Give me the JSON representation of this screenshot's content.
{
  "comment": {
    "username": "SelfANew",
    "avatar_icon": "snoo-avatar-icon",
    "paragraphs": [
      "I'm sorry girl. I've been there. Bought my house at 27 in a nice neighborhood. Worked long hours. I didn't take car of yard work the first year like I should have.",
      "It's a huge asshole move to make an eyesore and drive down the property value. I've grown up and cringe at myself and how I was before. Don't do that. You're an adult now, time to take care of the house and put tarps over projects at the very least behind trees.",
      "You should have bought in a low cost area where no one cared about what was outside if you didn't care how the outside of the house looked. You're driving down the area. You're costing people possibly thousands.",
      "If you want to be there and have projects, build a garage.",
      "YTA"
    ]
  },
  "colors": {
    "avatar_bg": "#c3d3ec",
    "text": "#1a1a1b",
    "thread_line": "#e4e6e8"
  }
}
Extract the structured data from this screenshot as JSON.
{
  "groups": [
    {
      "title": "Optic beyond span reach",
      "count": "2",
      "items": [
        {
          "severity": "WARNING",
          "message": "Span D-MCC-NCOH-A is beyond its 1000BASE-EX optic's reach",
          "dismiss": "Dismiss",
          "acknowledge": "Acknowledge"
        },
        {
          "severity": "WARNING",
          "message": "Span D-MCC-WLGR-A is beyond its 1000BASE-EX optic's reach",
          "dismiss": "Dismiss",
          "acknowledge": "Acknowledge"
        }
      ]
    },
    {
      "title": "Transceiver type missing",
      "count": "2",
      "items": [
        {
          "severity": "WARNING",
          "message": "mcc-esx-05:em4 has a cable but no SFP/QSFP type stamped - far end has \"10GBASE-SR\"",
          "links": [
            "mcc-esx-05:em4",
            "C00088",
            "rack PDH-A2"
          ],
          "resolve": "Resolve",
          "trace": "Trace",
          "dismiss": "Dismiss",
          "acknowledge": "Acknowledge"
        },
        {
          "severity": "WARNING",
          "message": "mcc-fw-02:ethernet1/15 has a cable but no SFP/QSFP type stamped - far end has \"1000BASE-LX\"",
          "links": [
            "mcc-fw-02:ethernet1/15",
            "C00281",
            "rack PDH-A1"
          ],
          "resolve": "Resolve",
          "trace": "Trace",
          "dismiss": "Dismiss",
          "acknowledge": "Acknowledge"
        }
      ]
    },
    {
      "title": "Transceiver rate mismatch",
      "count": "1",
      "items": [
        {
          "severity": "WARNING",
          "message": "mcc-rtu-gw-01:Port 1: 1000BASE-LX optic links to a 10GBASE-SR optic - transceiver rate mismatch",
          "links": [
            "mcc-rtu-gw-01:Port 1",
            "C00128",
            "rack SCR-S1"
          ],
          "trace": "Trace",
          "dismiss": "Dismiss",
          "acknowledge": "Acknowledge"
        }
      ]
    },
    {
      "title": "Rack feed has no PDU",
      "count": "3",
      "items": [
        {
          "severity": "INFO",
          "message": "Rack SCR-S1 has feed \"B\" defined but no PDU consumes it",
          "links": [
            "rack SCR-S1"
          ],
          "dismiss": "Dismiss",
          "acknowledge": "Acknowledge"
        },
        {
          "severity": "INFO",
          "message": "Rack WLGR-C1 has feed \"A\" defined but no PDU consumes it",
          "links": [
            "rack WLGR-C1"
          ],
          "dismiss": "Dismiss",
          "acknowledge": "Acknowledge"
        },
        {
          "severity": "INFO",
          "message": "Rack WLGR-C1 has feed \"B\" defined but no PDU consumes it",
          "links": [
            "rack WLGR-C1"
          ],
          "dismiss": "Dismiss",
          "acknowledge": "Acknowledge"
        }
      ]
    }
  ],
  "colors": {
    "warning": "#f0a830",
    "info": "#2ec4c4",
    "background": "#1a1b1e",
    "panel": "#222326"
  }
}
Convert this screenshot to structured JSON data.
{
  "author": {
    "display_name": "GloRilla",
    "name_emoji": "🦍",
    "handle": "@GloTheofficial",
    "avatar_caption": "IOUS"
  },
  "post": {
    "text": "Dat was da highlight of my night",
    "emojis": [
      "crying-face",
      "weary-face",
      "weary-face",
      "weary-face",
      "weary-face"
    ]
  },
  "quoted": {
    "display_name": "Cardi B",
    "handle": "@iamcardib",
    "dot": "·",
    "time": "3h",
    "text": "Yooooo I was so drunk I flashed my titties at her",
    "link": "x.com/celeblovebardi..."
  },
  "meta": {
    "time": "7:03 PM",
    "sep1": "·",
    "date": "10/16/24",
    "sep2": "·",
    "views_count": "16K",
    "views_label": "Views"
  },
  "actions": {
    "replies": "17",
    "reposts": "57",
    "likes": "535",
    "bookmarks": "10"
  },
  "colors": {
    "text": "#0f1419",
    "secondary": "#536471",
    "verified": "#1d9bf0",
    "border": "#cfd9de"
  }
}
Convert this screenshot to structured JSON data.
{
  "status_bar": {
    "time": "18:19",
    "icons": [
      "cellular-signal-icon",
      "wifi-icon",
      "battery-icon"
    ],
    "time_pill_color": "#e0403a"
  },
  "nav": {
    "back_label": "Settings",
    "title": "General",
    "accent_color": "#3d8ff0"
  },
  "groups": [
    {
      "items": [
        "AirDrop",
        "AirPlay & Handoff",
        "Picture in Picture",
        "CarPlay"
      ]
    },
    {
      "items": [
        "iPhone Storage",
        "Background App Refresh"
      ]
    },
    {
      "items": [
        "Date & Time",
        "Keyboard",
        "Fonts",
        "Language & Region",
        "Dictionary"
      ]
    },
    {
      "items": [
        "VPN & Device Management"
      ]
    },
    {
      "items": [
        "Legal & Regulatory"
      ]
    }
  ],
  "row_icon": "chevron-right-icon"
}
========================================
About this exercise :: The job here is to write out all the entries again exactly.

Problem solution ::
Give me the JSON representation of this screenshot's content.
{
  "comment": {
    "username": "SelfANew",
    "avatar_icon": "snoo-avatar-icon",
    "paragraphs": [
      "I'm sorry girl. I've been there. Bought my house at 27 in a nice neighborhood. Worked long hours. I didn't take car of yard work the first year like I should have.",
      "It's a huge asshole move to make an eyesore and drive down the property value. I've grown up and cringe at myself and how I was before. Don't do that. You're an adult now, time to take care of the house and put tarps over projects at the very least behind trees.",
      "You should have bought in a low cost area where no one cared about what was outside if you didn't care how the outside of the house looked. You're driving down the area. You're costing people possibly thousands.",
      "If you want to be there and have projects, build a garage.",
      "YTA"
    ]
  },
  "colors": {
    "avatar_bg": "#c3d3ec",
    "text": "#1a1a1b",
    "thread_line": "#e4e6e8"
  }
}
Extract the structured data from this screenshot as JSON.
{
  "groups": [
    {
      "title": "Optic beyond span reach",
      "count": "2",
      "items": [
        {
          "severity": "WARNING",
          "message": "Span D-MCC-NCOH-A is beyond its 1000BASE-EX optic's reach",
          "dismiss": "Dismiss",
          "acknowledge": "Acknowledge"
        },
        {
          "severity": "WARNING",
          "message": "Span D-MCC-WLGR-A is beyond its 1000BASE-EX optic's reach",
          "dismiss": "Dismiss",
          "acknowledge": "Acknowledge"
        }
      ]
    },
    {
      "title": "Transceiver type missing",
      "count": "2",
      "items": [
        {
          "severity": "WARNING",
          "message": "mcc-esx-05:em4 has a cable but no SFP/QSFP type stamped - far end has \"10GBASE-SR\"",
          "links": [
            "mcc-esx-05:em4",
            "C00088",
            "rack PDH-A2"
          ],
          "resolve": "Resolve",
          "trace": "Trace",
          "dismiss": "Dismiss",
          "acknowledge": "Acknowledge"
        },
        {
          "severity": "WARNING",
          "message": "mcc-fw-02:ethernet1/15 has a cable but no SFP/QSFP type stamped - far end has \"1000BASE-LX\"",
          "links": [
            "mcc-fw-02:ethernet1/15",
            "C00281",
            "rack PDH-A1"
          ],
          "resolve": "Resolve",
          "trace": "Trace",
          "dismiss": "Dismiss",
          "acknowledge": "Acknowledge"
        }
      ]
    },
    {
      "title": "Transceiver rate mismatch",
      "count": "1",
      "items": [
        {
          "severity": "WARNING",
          "message": "mcc-rtu-gw-01:Port 1: 1000BASE-LX optic links to a 10GBASE-SR optic - transceiver rate mismatch",
          "links": [
            "mcc-rtu-gw-01:Port 1",
            "C00128",
            "rack SCR-S1"
          ],
          "trace": "Trace",
          "dismiss": "Dismiss",
          "acknowledge": "Acknowledge"
        }
      ]
    },
    {
      "title": "Rack feed has no PDU",
      "count": "3",
      "items": [
        {
          "severity": "INFO",
          "message": "Rack SCR-S1 has feed \"B\" defined but no PDU consumes it",
          "links": [
            "rack SCR-S1"
          ],
          "dismiss": "Dismiss",
          "acknowledge": "Acknowledge"
        },
        {
          "severity": "INFO",
          "message": "Rack WLGR-C1 has feed \"A\" defined but no PDU consumes it",
          "links": [
            "rack WLGR-C1"
          ],
          "dismiss": "Dismiss",
          "acknowledge": "Acknowledge"
        },
        {
          "severity": "INFO",
          "message": "Rack WLGR-C1 has feed \"B\" defined but no PDU consumes it",
          "links": [
            "rack WLGR-C1"
          ],
          "dismiss": "Dismiss",
          "acknowledge": "Acknowledge"
        }
      ]
    }
  ],
  "colors": {
    "warning": "#f0a830",
    "info": "#2ec4c4",
    "background": "#1a1b1e",
    "panel": "#222326"
  }
}
Convert this screenshot to structured JSON data.
{
  "author": {
    "display_name": "GloRilla",
    "name_emoji": "🦍",
    "handle": "@GloTheofficial",
    "avatar_caption": "IOUS"
  },
  "post": {
    "text": "Dat was da highlight of my night",
    "emojis": [
      "crying-face",
      "weary-face",
      "weary-face",
      "weary-face",
      "weary-face"
    ]
  },
  "quoted": {
    "display_name": "Cardi B",
    "handle": "@iamcardib",
    "dot": "·",
    "time": "3h",
    "text": "Yooooo I was so drunk I flashed my titties at her",
    "link": "x.com/celeblovebardi..."
  },
  "meta": {
    "time": "7:03 PM",
    "sep1": "·",
    "date": "10/16/24",
    "sep2": "·",
    "views_count": "16K",
    "views_label": "Views"
  },
  "actions": {
    "replies": "17",
    "reposts": "57",
    "likes": "535",
    "bookmarks": "10"
  },
  "colors": {
    "text": "#0f1419",
    "secondary": "#536471",
    "verified": "#1d9bf0",
    "border": "#cfd9de"
  }
}
Convert this screenshot to structured JSON data.
{
  "status_bar": {
    "time": "18:19",
    "icons": [
      "cellular-signal-icon",
      "wifi-icon",
      "battery-icon"
    ],
    "time_pill_color": "#e0403a"
  },
  "nav": {
    "back_label": "Settings",
    "title": "General",
    "accent_color": "#3d8ff0"
  },
  "groups": [
    {
      "items": [
        "AirDrop",
        "AirPlay & Handoff",
        "Picture in Picture",
        "CarPlay"
      ]
    },
    {
      "items": [
        "iPhone Storage",
        "Background App Refresh"
      ]
    },
    {
      "items": [
        "Date & Time",
        "Keyboard",
        "Fonts",
        "Language & Region",
        "Dictionary"
      ]
    },
    {
      "items": [
        "VPN & Device Management"
      ]
    },
    {
      "items": [
        "Legal & Regulatory"
      ]
    }
  ],
  "row_icon": "chevron-right-icon"
}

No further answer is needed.